Homework Help: Inner Product Proof on Square Integrable Functions

1. Oct 1, 2011

SunnyBoyNY

1. The problem statement, all variables and given/known data

Consider the linear space S, which consists of square integrable continuous
functions in [0,1]. These are continuous functions x : [0,1] -> R such that the integral is less than infinity.

2. Relevant equations

Show that the operation

∫x(t)y(y)dt at [0,1] is an inner product in this space.

3. The attempt at a solution

Apparently there are three axioms:

1] <x,x> is >= 0 (<x,x> = 0 only if x is a trivial function). I think that know how to prove this one. Simply, if the integrand is positive at any point then the function must be positive in the neighborhood of that point. Therefore, the integral cannot be <= 0. It can be zero only if the function is trivial such that x(t) = 0.

2] Linearity - how would I prove the linearity argument for general continuous functions? Could I replace such function with its Taylor series and show the linearity on the resulting polynomials?

3] Symmetry - no clue so far.

Could you guys give me some pointers?

Thanks a lot,

SunnyBoy

Last edited: Oct 1, 2011
2. Oct 1, 2011

Kreizhn

Should that be $\int x(t) y(t) dt$?

I think you may be over complicating things. First off, linearity and symmetry are actually the two easier parts. What does linearity of the inner product mean? Write it out and you'll see it follows immediately. Same thing with symmetry.

Edit: Forgot to address the first part. This is actually the harder part. You've shown that if the inner-product is non-negative then x cannot be trivial. This is the contrapositive of the statement $\langle x ,x \rangle = 0 \Rightarrow x \equiv 0$. However, this you still need to show the first part: You want to show that $\langle x, x \rangle \geq 0$. Again, write this out and you'll see why it's true.

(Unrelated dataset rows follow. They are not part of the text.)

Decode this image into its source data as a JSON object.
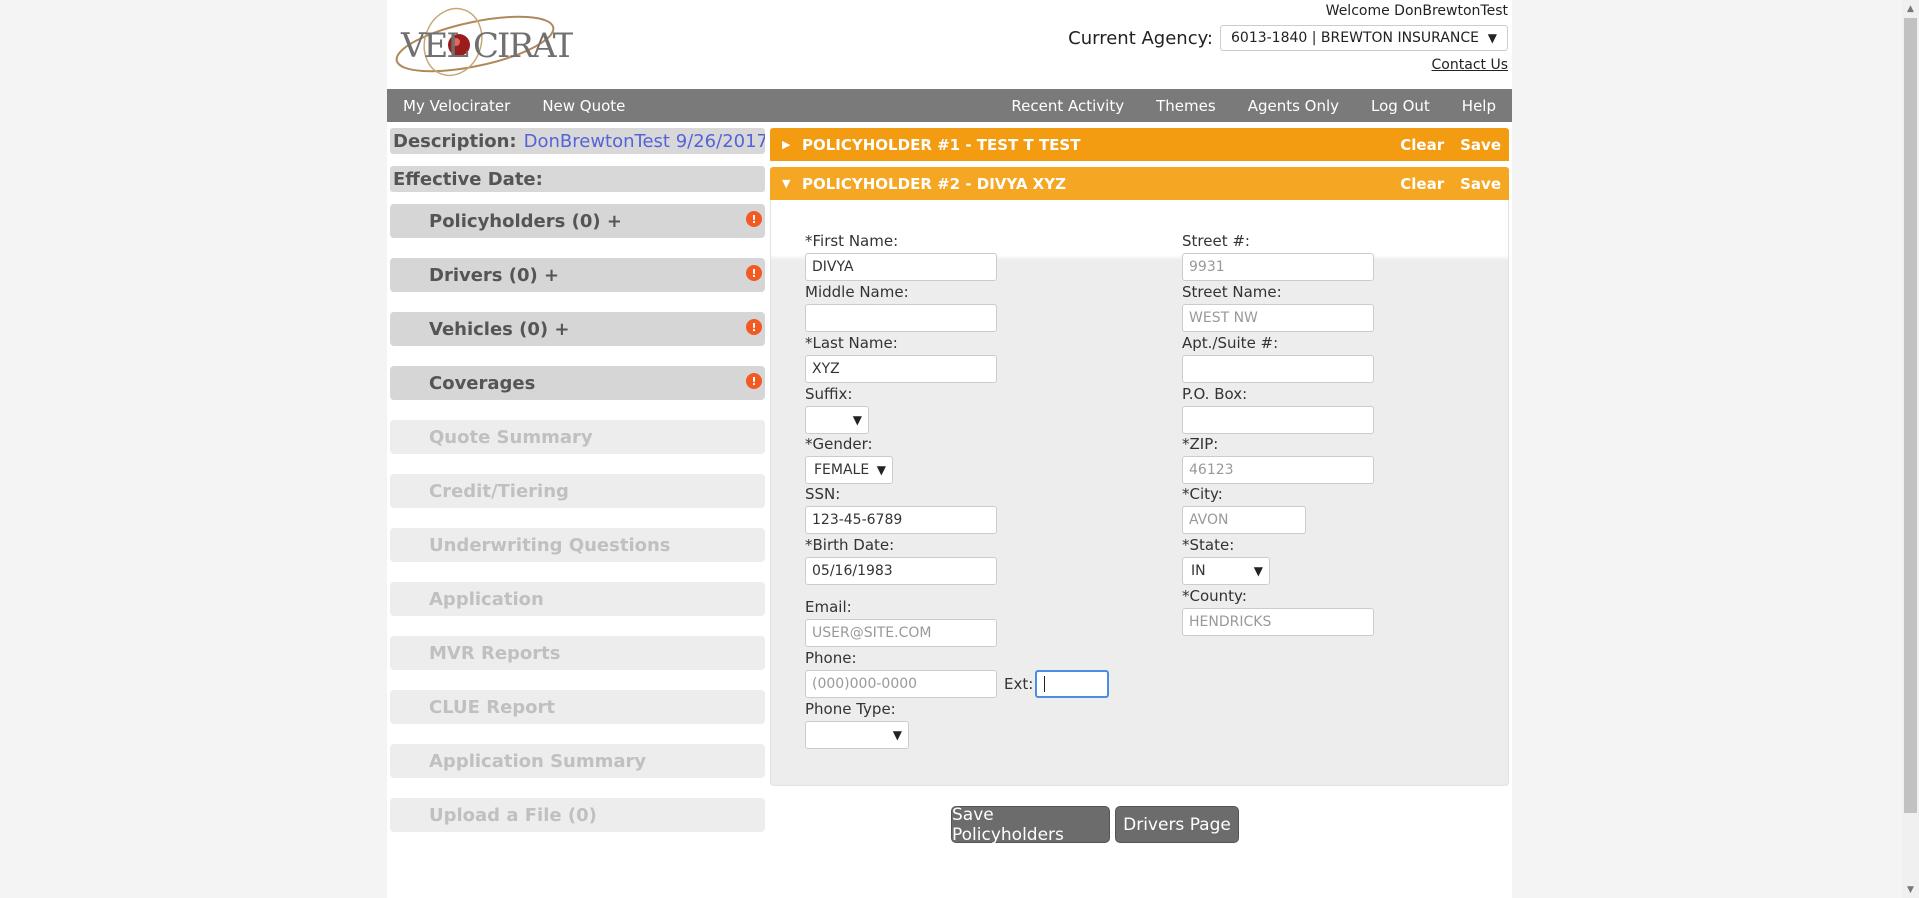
{
  "header": {
    "logo_text": "VELOCIRATER",
    "welcome": "Welcome DonBrewtonTest",
    "agency_label": "Current Agency:",
    "agency_value": "6013-1840 | BREWTON INSURANCE",
    "contact": "Contact Us"
  },
  "nav": {
    "left": [
      "My Velocirater",
      "New Quote"
    ],
    "right": [
      "Recent Activity",
      "Themes",
      "Agents Only",
      "Log Out",
      "Help"
    ]
  },
  "sidebar": {
    "description_label": "Description:",
    "description_value": "DonBrewtonTest 9/26/2017 ...",
    "effective_label": "Effective Date:",
    "items": [
      {
        "label": "Policyholders (0) +",
        "state": "active",
        "alert": true
      },
      {
        "label": "Drivers (0) +",
        "state": "active",
        "alert": true
      },
      {
        "label": "Vehicles (0) +",
        "state": "active",
        "alert": true
      },
      {
        "label": "Coverages",
        "state": "active",
        "alert": true
      },
      {
        "label": "Quote Summary",
        "state": "disabled",
        "alert": false
      },
      {
        "label": "Credit/Tiering",
        "state": "disabled",
        "alert": false
      },
      {
        "label": "Underwriting Questions",
        "state": "disabled",
        "alert": false
      },
      {
        "label": "Application",
        "state": "disabled",
        "alert": false
      },
      {
        "label": "MVR Reports",
        "state": "disabled",
        "alert": false
      },
      {
        "label": "CLUE Report",
        "state": "disabled",
        "alert": false
      },
      {
        "label": "Application Summary",
        "state": "disabled",
        "alert": false
      },
      {
        "label": "Upload a File (0)",
        "state": "disabled",
        "alert": false
      }
    ],
    "alert_glyph": "!"
  },
  "policyholders": {
    "bar1_title": "POLICYHOLDER #1 - TEST T TEST",
    "bar2_title": "POLICYHOLDER #2 - DIVYA XYZ",
    "clear": "Clear",
    "save": "Save"
  },
  "form": {
    "first_name_label": "*First Name:",
    "first_name": "DIVYA",
    "middle_name_label": "Middle Name:",
    "middle_name": "",
    "last_name_label": "*Last Name:",
    "last_name": "XYZ",
    "suffix_label": "Suffix:",
    "suffix": "",
    "gender_label": "*Gender:",
    "gender": "FEMALE",
    "ssn_label": "SSN:",
    "ssn": "123-45-6789",
    "birth_label": "*Birth Date:",
    "birth": "05/16/1983",
    "email_label": "Email:",
    "email_placeholder": "USER@SITE.COM",
    "phone_label": "Phone:",
    "phone_placeholder": "(000)000-0000",
    "ext_label": "Ext:",
    "ext": "",
    "phone_type_label": "Phone Type:",
    "phone_type": "",
    "street_num_label": "Street #:",
    "street_num": "9931",
    "street_name_label": "Street Name:",
    "street_name": "WEST NW",
    "apt_label": "Apt./Suite #:",
    "apt": "",
    "po_label": "P.O. Box:",
    "po": "",
    "zip_label": "*ZIP:",
    "zip": "46123",
    "city_label": "*City:",
    "city": "AVON",
    "state_label": "*State:",
    "state": "IN",
    "county_label": "*County:",
    "county": "HENDRICKS"
  },
  "buttons": {
    "save_policyholders": "Save Policyholders",
    "drivers_page": "Drivers Page"
  },
  "colors": {
    "accent_orange": "#f39c12",
    "nav_gray": "#7a7a7a",
    "alert_orange": "#f15a22",
    "link_blue": "#5563d8"
  }
}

3. Oct 1, 2011

SunnyBoyNY

Hello Kreizhn,

you are right- the integrands are both functions of one variable (time).

I have done what you suggested - the algebra is not really that difficult. However, how do I incorporate the "square-integrable" statement into the problem? Or is that just a generic statement which limits our function selection so that the inner product can be evaluated?

Linearity: $<ax,y> = a<x,y>$
And:
$<x+y,z> = <x,z> + <y,z>$

So:

$$<af(t),g(t)> = \int_{0}^{1}af(t)g(t)dt = a\int_{0}^{1}f(t)g(t)dt = a<f(t),g(t)>$$
And:
$$<f(t)+g(t),h(t)> = \int_{0}^{1}(f(t)+g(t))h(t)dt = \int_{0}^{1}f(t)h(t)+g(t)h(t)dt = <f(t),h(t)>+<g(t),h(t)>$$

Symmetry:

$$<f(t),g(t)> = \int_{0}^{1}f(t)g(t)dt = \int_{0}^{1}g(t)h(t)dt = <g(t),f(t)>$$

First axiom:

The integrand must be non-negative at all times since it is a square of a function. Therefore, if the function is continuous then no point can be negative. Therefore, the integral value must be nonnegative.

$$<f(t),f(t)> = \int_{0}^{1}f(t)f(t)dt= \int_{0}^{1}f^2(t)dt >= 0$$

Thanks!

SunnyBoy

4. Oct 1, 2011

Kreizhn

I'm not sure if you didn't just answer this question yourself, but in case it's not clear, let me just explain it quickly. Look at your last line of math. How do you know $\langle f(t), f(t) \rangle$ is finite? Well, it is, and the reason it is finite is precisely because f is square integrable on [0,1].

5. Oct 1, 2011

SunnyBoyNY

Seems pretty straightforward then. Thank you very much, Kreizhn!

Should I edit my second post so that folks who are solving the same problem will have the same pointer as I had? I am not sure what the policy is but i have gotten the impression that pple are encouraged to do the thinking themselves (no direct answers provided).

SunnyBoy

6. Oct 1, 2011

Kreizhn

I think it's fine. It's more important that I don't give you the answer. You are allowed to demonstrate that you have successfully solved the problem.